Using a sewing needle and contrasting thread, baste a guide thread along a column of stitches at a point about 1/4" above the finished length you would like to achieve.
With a sewing machine, sew a line of zigzag or other stretchy stitch just below your basted line.
Take a deep breath and a pair of sharp scissors and trim off the extra length of sleeve just below the machine sewn line of stitches; be careful not to cut into the machine stitches.
Decide how big the circumference of your cuff should be and multiply that by the stitch gauge in main pattern (not the stitch gauge given for adjusting sleeve length). Plan the distribution of the cuff stitches in relationship to the welts of the sleeve with slightly more stiches placed in the raised welts and slightly fewer in the recessed welts. With yarn held on the inside of the sleeve, use a crochet hook to pull a stitch through the sleeve and place it onto a circular needle or double point needles of the same size used to create the Swirl. (If using a circular needle you will need to employ the "Magic Loop" technique to deal with extra cable length. A number of video tutorials can be found on the web for working with the "Magic Loop".) Repeat until the desired number of stitches are on your needles. Unwind enough yarn to allow you to work ten rows of stitches and break yarn at that point. Use a crochet hook to pull the length of yarn through to the outside of the sleeve, then wind it into a small ball. Purl ten rows then bind off using JSSBO, Jeny's Super Stretchy Bind Off. Fold cuff in half and use tapestry needle and matching yarn to sew edge of cuff to inside of sleeve along the machine sewn line.

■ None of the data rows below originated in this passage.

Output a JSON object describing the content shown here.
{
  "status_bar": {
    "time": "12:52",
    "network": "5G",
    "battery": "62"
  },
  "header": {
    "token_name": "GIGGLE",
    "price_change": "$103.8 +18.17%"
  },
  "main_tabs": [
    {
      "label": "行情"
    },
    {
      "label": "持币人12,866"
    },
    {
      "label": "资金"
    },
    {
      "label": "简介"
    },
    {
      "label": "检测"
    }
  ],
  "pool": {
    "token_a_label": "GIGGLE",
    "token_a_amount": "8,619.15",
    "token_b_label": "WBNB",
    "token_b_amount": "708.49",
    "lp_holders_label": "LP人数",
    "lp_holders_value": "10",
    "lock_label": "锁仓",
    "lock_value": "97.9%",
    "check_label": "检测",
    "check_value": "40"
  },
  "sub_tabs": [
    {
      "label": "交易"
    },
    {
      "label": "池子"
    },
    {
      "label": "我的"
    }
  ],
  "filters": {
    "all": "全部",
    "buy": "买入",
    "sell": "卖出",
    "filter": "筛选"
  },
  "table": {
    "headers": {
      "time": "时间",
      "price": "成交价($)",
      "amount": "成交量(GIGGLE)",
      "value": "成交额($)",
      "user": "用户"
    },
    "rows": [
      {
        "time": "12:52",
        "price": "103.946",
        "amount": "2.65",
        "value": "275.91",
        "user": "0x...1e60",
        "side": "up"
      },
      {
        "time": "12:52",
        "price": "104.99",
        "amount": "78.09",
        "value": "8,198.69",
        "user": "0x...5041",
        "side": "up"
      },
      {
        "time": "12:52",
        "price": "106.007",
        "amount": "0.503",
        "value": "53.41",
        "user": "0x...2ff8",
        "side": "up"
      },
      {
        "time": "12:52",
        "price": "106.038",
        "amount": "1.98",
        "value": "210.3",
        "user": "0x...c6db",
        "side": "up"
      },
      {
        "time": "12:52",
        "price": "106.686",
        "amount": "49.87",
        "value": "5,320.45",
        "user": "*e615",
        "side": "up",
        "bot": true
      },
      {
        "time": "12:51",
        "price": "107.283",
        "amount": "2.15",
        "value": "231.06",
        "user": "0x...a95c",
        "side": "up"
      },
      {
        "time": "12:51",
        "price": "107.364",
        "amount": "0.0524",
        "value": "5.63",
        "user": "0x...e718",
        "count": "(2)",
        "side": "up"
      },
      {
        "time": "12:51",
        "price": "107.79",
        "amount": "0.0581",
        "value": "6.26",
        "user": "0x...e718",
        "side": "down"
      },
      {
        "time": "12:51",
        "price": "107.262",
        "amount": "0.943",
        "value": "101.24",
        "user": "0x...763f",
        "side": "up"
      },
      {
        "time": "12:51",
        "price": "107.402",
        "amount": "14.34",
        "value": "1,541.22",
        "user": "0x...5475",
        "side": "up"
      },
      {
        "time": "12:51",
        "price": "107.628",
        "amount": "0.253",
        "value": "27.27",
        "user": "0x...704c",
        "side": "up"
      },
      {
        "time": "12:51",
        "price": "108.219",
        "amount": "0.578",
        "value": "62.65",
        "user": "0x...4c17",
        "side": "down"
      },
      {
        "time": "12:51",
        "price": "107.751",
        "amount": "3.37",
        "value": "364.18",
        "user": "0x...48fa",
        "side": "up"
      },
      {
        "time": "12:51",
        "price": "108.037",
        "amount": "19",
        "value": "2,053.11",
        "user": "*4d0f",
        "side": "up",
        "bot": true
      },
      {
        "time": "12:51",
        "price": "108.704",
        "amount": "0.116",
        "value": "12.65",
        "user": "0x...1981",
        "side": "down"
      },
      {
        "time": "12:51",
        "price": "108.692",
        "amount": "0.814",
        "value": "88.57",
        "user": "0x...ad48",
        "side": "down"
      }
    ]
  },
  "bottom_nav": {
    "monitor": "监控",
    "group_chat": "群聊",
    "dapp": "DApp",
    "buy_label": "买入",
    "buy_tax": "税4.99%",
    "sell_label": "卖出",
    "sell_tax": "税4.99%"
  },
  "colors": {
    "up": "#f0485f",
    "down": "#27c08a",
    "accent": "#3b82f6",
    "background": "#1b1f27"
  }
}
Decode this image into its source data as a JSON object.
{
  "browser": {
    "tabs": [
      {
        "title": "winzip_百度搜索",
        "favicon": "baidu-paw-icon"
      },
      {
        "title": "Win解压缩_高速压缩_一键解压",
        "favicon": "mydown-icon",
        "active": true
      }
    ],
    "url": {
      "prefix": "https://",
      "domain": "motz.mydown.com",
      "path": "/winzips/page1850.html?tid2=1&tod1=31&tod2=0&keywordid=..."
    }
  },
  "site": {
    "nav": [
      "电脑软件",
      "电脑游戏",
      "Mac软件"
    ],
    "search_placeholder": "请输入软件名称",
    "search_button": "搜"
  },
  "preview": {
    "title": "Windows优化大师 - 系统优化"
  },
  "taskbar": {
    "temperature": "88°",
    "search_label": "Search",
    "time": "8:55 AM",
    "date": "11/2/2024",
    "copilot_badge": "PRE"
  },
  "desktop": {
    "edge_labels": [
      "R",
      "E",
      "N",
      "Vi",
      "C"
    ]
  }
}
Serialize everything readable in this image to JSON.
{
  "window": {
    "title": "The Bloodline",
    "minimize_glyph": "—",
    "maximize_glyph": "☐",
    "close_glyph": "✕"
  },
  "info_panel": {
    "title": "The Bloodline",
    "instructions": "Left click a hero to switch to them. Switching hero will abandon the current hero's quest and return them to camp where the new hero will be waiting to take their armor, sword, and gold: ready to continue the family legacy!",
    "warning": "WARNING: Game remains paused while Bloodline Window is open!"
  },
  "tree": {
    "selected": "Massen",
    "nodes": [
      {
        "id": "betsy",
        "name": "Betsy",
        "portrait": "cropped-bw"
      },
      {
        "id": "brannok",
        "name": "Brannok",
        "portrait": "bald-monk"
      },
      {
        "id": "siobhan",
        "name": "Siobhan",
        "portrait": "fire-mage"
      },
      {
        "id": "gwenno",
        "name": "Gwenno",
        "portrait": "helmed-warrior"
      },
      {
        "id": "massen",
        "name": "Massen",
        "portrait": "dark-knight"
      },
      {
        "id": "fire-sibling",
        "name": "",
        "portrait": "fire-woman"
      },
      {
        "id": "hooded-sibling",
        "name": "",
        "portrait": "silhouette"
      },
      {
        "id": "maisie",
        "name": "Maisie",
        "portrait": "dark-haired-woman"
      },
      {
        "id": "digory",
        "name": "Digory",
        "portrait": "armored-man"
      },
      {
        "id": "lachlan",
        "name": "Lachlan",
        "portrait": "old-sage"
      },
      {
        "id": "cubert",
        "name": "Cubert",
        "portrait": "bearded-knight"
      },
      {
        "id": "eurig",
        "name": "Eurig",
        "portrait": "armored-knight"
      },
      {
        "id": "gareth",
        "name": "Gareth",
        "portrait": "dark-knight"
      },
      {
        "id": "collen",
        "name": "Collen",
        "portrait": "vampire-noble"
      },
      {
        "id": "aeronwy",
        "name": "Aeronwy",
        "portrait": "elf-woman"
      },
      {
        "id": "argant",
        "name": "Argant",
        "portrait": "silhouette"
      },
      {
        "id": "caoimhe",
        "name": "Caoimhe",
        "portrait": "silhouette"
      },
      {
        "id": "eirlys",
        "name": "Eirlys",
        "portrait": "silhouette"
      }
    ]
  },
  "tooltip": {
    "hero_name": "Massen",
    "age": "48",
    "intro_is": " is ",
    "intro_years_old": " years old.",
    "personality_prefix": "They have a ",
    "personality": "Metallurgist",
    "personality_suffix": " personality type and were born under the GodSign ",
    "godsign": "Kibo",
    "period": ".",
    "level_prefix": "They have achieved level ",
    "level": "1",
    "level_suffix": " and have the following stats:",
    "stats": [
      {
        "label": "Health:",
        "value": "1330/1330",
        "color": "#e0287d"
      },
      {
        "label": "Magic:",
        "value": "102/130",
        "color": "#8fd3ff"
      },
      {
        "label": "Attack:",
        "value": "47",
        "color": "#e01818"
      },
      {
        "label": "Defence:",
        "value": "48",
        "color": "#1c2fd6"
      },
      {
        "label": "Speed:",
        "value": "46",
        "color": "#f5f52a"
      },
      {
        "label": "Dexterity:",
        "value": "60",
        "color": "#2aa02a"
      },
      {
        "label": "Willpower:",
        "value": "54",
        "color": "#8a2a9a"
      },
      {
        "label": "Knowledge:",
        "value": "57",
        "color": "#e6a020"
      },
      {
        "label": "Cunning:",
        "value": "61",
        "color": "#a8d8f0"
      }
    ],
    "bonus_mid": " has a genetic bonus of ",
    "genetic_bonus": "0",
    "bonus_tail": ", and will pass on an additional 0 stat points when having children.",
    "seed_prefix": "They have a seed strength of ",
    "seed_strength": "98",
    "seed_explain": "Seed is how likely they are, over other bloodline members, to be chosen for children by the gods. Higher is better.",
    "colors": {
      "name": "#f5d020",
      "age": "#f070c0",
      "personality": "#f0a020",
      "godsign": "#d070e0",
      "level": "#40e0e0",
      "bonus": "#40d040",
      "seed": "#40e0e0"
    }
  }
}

copyright © 2011 Sandra McIver,
photographs copyright © 2011 Zoe